It Was Vulture Capitalism that Killed Sears
Don’t blame Amazon or the internet. The culprit was a predatory hedge fund.
f you’ve been following the impending bankruptcy of America’s iconic retailer, as covered by print, broadcast, and digital media, you’ve probably encountered lots of nostalgia, and sad clucking about how dinosaurs like Sears can’t compete in the age of Amazon and specialty retail.
But most of the coverage has failed to stress the deeper story. Namely, Sears is a prime example of how hedge funds and private-equity companies take over retailers, encumber them with debt in order to pay themselves massive windfall profits, and then leave the retailer without adequate operating capital to compete.
Part of the strategy is to sell off valuable real estate, the better to enrich the hedge fund, and stick the retail company with costly rental payments to occupy the space that it once owned.
In the case of Sears, the culprit is a hedge-fund operator named Edward Lampert, once a senior merger guy at Goldman Sachs. In 2005, Lampert merged Sears with Kmart, loaded both up with debt, and used some of the debt on stock buybacks to pump up the share price and enrich shareholders, notably himself and his hedge fund.
The Sears story shows how hedge fund operators can thrive even as the underlying company is pillaged. In a decade, 175,000 people at Sears/Kmart lost their jobs and revenue was cut in half. Various pieces of Sears were sold off. Lampert did just fine.

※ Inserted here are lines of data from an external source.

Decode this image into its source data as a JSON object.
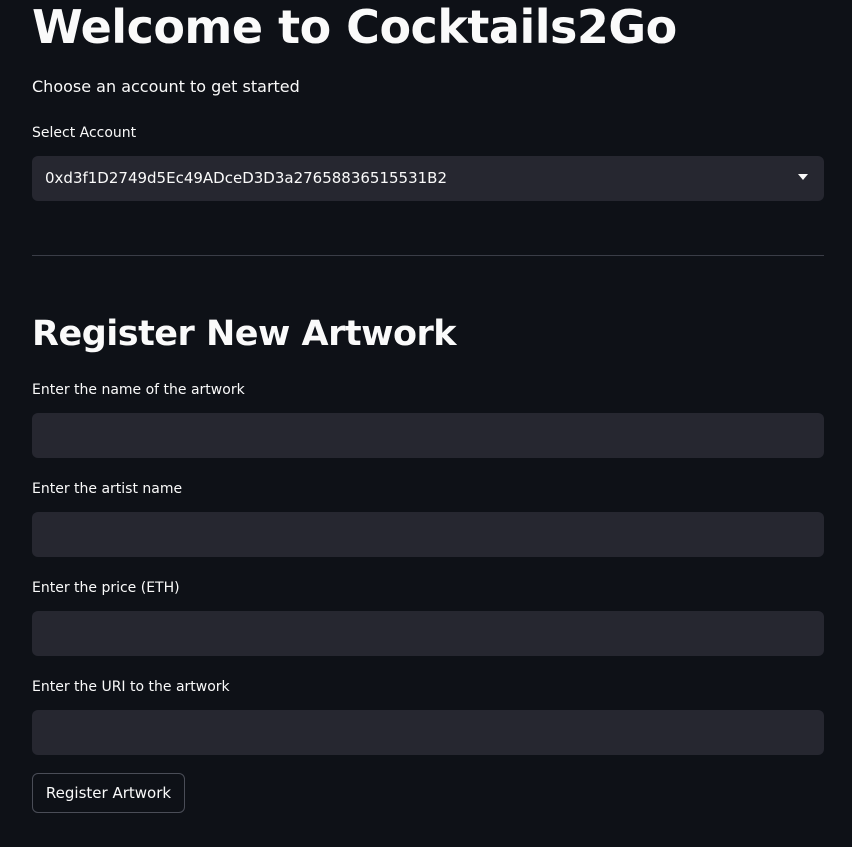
{
  "header": {
    "title": "Welcome to Cocktails2Go",
    "subtitle": "Choose an account to get started"
  },
  "account": {
    "label": "Select Account",
    "selected_value": "0xd3f1D2749d5Ec49ADceD3D3a27658836515531B2"
  },
  "register": {
    "title": "Register New Artwork",
    "fields": [
      {
        "label": "Enter the name of the artwork",
        "value": ""
      },
      {
        "label": "Enter the artist name",
        "value": ""
      },
      {
        "label": "Enter the price (ETH)",
        "value": ""
      },
      {
        "label": "Enter the URI to the artwork",
        "value": ""
      }
    ],
    "button_label": "Register Artwork"
  },
  "colors": {
    "background": "#0e1117",
    "input_background": "#262730",
    "text": "#fafafa",
    "divider": "#3a3d47"
  }
}
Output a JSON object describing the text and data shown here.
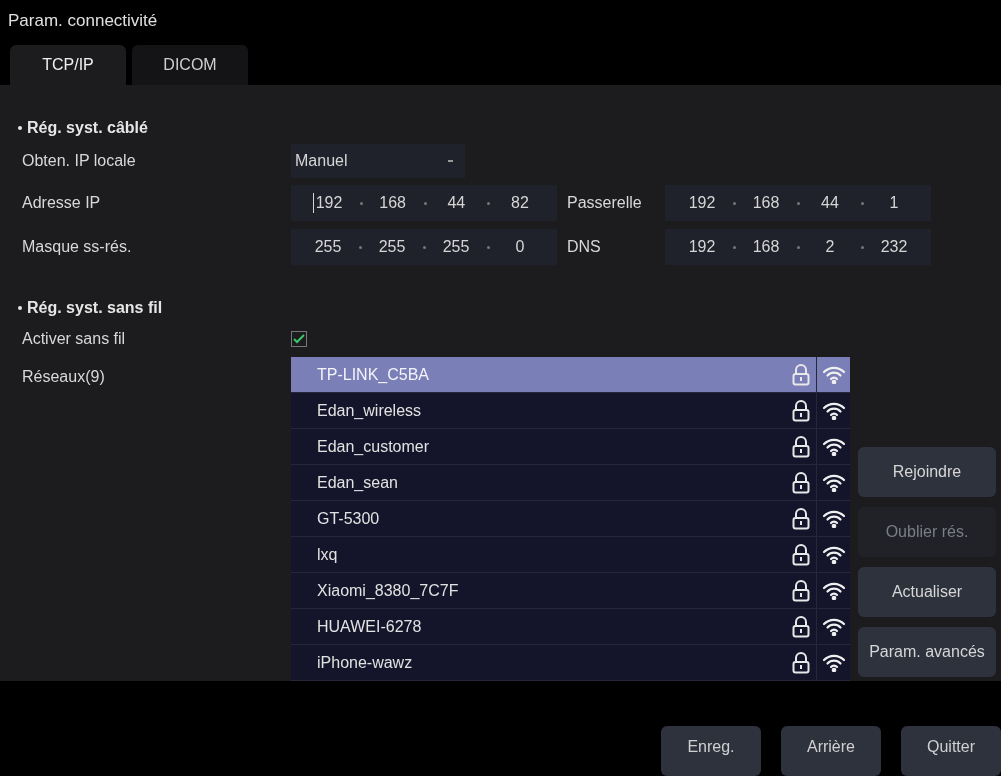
{
  "window": {
    "title": "Param. connectivité"
  },
  "tabs": [
    {
      "label": "TCP/IP",
      "selected": true
    },
    {
      "label": "DICOM",
      "selected": false
    }
  ],
  "wired": {
    "heading": "Rég. syst. câblé",
    "ip_mode": {
      "label": "Obten. IP locale",
      "value": "Manuel"
    },
    "ip_address": {
      "label": "Adresse IP",
      "octets": [
        "192",
        "168",
        "44",
        "82"
      ],
      "focused": true
    },
    "gateway": {
      "label": "Passerelle",
      "octets": [
        "192",
        "168",
        "44",
        "1"
      ]
    },
    "subnet_mask": {
      "label": "Masque ss-rés.",
      "octets": [
        "255",
        "255",
        "255",
        "0"
      ]
    },
    "dns": {
      "label": "DNS",
      "octets": [
        "192",
        "168",
        "2",
        "232"
      ]
    }
  },
  "wireless": {
    "heading": "Rég. syst. sans fil",
    "enable": {
      "label": "Activer sans fil",
      "checked": true
    },
    "networks_label": "Réseaux(9)",
    "networks": [
      {
        "name": "TP-LINK_C5BA",
        "selected": true
      },
      {
        "name": "Edan_wireless",
        "selected": false
      },
      {
        "name": "Edan_customer",
        "selected": false
      },
      {
        "name": "Edan_sean",
        "selected": false
      },
      {
        "name": "GT-5300",
        "selected": false
      },
      {
        "name": "lxq",
        "selected": false
      },
      {
        "name": "Xiaomi_8380_7C7F",
        "selected": false
      },
      {
        "name": "HUAWEI-6278",
        "selected": false
      },
      {
        "name": "iPhone-wawz",
        "selected": false
      }
    ],
    "side_buttons": [
      {
        "label": "Rejoindre",
        "disabled": false
      },
      {
        "label": "Oublier rés.",
        "disabled": true
      },
      {
        "label": "Actualiser",
        "disabled": false
      },
      {
        "label": "Param. avancés",
        "disabled": false
      }
    ]
  },
  "footer_buttons": [
    "Enreg.",
    "Arrière",
    "Quitter"
  ]
}
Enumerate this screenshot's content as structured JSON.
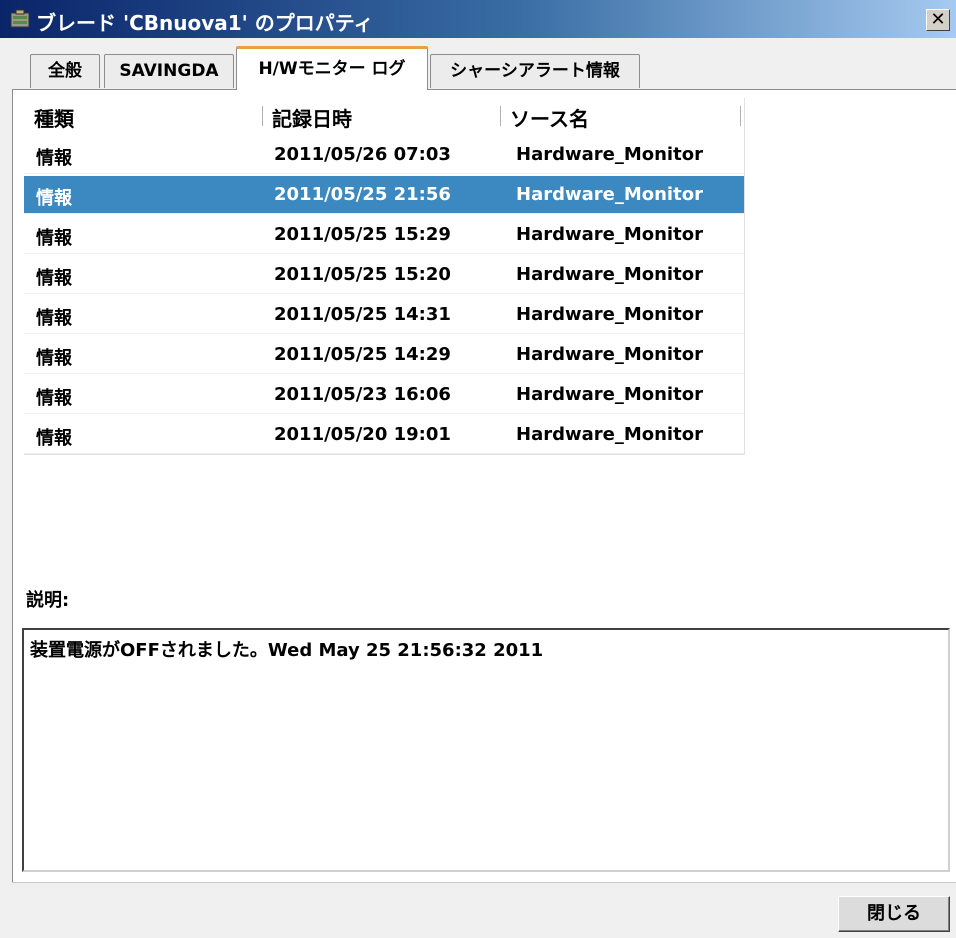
{
  "window": {
    "title": "ブレード 'CBnuova1' のプロパティ",
    "close_glyph": "✕"
  },
  "tabs": [
    {
      "label": "全般"
    },
    {
      "label": "SAVINGDA"
    },
    {
      "label": "H/Wモニター ログ",
      "active": true
    },
    {
      "label": "シャーシアラート情報"
    }
  ],
  "log_table": {
    "columns": [
      "種類",
      "記録日時",
      "ソース名"
    ],
    "rows": [
      {
        "type": "情報",
        "datetime": "2011/05/26 07:03",
        "source": "Hardware_Monitor",
        "selected": false
      },
      {
        "type": "情報",
        "datetime": "2011/05/25 21:56",
        "source": "Hardware_Monitor",
        "selected": true
      },
      {
        "type": "情報",
        "datetime": "2011/05/25 15:29",
        "source": "Hardware_Monitor",
        "selected": false
      },
      {
        "type": "情報",
        "datetime": "2011/05/25 15:20",
        "source": "Hardware_Monitor",
        "selected": false
      },
      {
        "type": "情報",
        "datetime": "2011/05/25 14:31",
        "source": "Hardware_Monitor",
        "selected": false
      },
      {
        "type": "情報",
        "datetime": "2011/05/25 14:29",
        "source": "Hardware_Monitor",
        "selected": false
      },
      {
        "type": "情報",
        "datetime": "2011/05/23 16:06",
        "source": "Hardware_Monitor",
        "selected": false
      },
      {
        "type": "情報",
        "datetime": "2011/05/20 19:01",
        "source": "Hardware_Monitor",
        "selected": false
      }
    ]
  },
  "description": {
    "label": "説明:",
    "text": "装置電源がOFFされました。Wed May 25 21:56:32 2011"
  },
  "footer": {
    "close_label": "閉じる"
  },
  "colors": {
    "selection": "#3c88c0",
    "active_tab_accent": "#e9a23b",
    "titlebar": "#0a246a"
  },
  "icons": {
    "title_icon": "blade-server-icon"
  }
}
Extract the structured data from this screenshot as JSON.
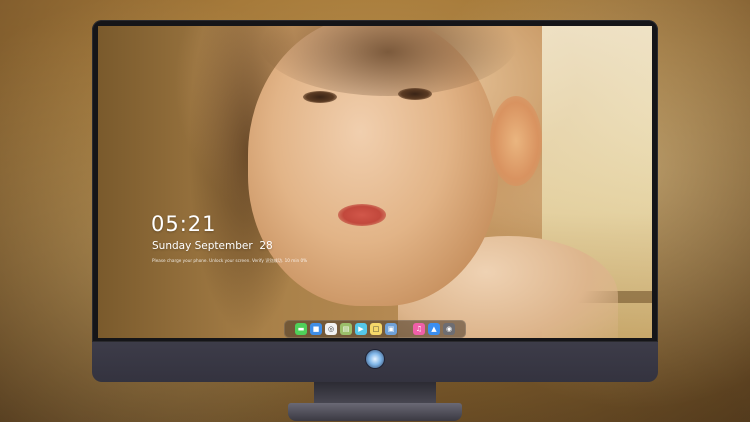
{
  "lockscreen": {
    "time": "05:21",
    "date": "Sunday September  28",
    "note": "Please charge your phone. Unlock your screen. Verify 识别成功. 10 min 0%"
  },
  "dock": {
    "apps": [
      {
        "name": "messages-icon",
        "glyph": "▬",
        "color": "#4fd05a"
      },
      {
        "name": "finder-icon",
        "glyph": "■",
        "color": "#3f8ee6"
      },
      {
        "name": "safari-icon",
        "glyph": "◎",
        "color": "#f2f2f2"
      },
      {
        "name": "preview-icon",
        "glyph": "▤",
        "color": "#9bbf6a"
      },
      {
        "name": "video-editor-icon",
        "glyph": "▶",
        "color": "#55c7e8"
      },
      {
        "name": "notes-icon",
        "glyph": "□",
        "color": "#f5d86a"
      },
      {
        "name": "photos-icon",
        "glyph": "▣",
        "color": "#6fa1d8"
      },
      {
        "name": "music-icon",
        "glyph": "♫",
        "color": "#ef5fa8"
      },
      {
        "name": "app-store-icon",
        "glyph": "▲",
        "color": "#3a8ef0"
      },
      {
        "name": "camera-icon",
        "glyph": "◉",
        "color": "#6d6d72"
      }
    ]
  },
  "colors": {
    "monitor_bezel": "#151518",
    "monitor_chin": "#3d3c49",
    "text": "#ffffff"
  }
}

His net worth soared to over $8 billion after he did the Sears deal. In some years, he made over $1 billon just in income. After ballooning by several billion in the years when Sears stock was high-flying, Lampert’s reported net worth is back down to something like $2 billion—below its peak but still astronomical and all based on taking down one of America’s great companies.
Lampert’s hedge fund also became a prime a lender to Sears, making money off of commissions and interest charges as well as being a prime shareholder. Lampert’s core strategy was to enrich himself, even if he ran Sears into the ground. For the most part, the nostalgia coverage of the demise of Sears has missed this.
If you look hard, you can find an excellent 2017 piece from The New York Times, by Julie Creswell, “The Incredible Shrinking Sears,” on Lampert’s role. Another writer who regularly covers how hedge funds and private equity have pillaged American retailing is David Dayen.
The story goes far beyond Sears. Last year, about 20 retail chains went into bankruptcy. In most cases, the culprit was a hedge fund or private-equity owner…
By now, Prospect readers probably know the basic story of the demise of Sears. The company that pioneered the 20th-century version of e-commerce—the catalog—did not succumb to 21st-century innovations like Amazon and Walmart. Rather, it was dismantled piece by piece by Eddie Lampert, the hedge fund titan (and former Yale roommate of Treasury Secretary Steven Mnuchin) who purchased it in 2005. Lampert and his hedge fund engaged in relentless financial engineering to suck out all the value from Sears and leave a desiccated husk, which now could face possible liquidation in bankruptcy.
But just how much did Lampert vacuum out? That’s a surprisingly hard question to answer, if only because of the variety of schemes he employed. Lampert was at one point simultaneously Sears’s CEO, board chairman, transaction partner, landlord, and banker. (Upon the bankruptcy filing, he stepped down as CEO.) Because of his outsized role as Sears’s number-one creditor, he stands to gain in a bankruptcy even if his shares of Sears stock get wiped out. Through this ploy, Lampert has been able to transfer to himself all the salvageable assets of the company. And so far, it’s worked out.
If you look just to Lampert’s compensation as chairman and CEO, you might conclude that he put all his efforts into making Sears a success. Lampert typically took no salary in his roles at Sears, and despite numerous buybacks and other schemes to raise the stock price, he did not engage in any quick-buck stock sales, opting instead to accumulate shares. Currently, Lampert personally holds a 31 percent stake in Sears, and his hedge fund, ESL Investments, holds another 18 percent. That stock has drastically plummeted to near-zero levels, and Lampert has taken a bath.
But it’s important not to overlook Lampert’s other Sears-related revenue streams. First, Lampert has been lending Sears enormous amounts of money. It’s standard practice in a private equity–style play to load up the portfolio company with debt as a means by which the private equity lender can extract the corporate cash flow. It’s decidedly atypical for the CEO himself to be the lender, however. As of now, Lampert’s ESL and a related fund called JPP own roughly $2.66 billion in Sears debt. The cash flow just on the interest on these notes is between $200 million and $225 million per year.
This figure continues to grow—ESL announced on Monday another $300 million debtor-in-possession loan to support operations through the end of the year….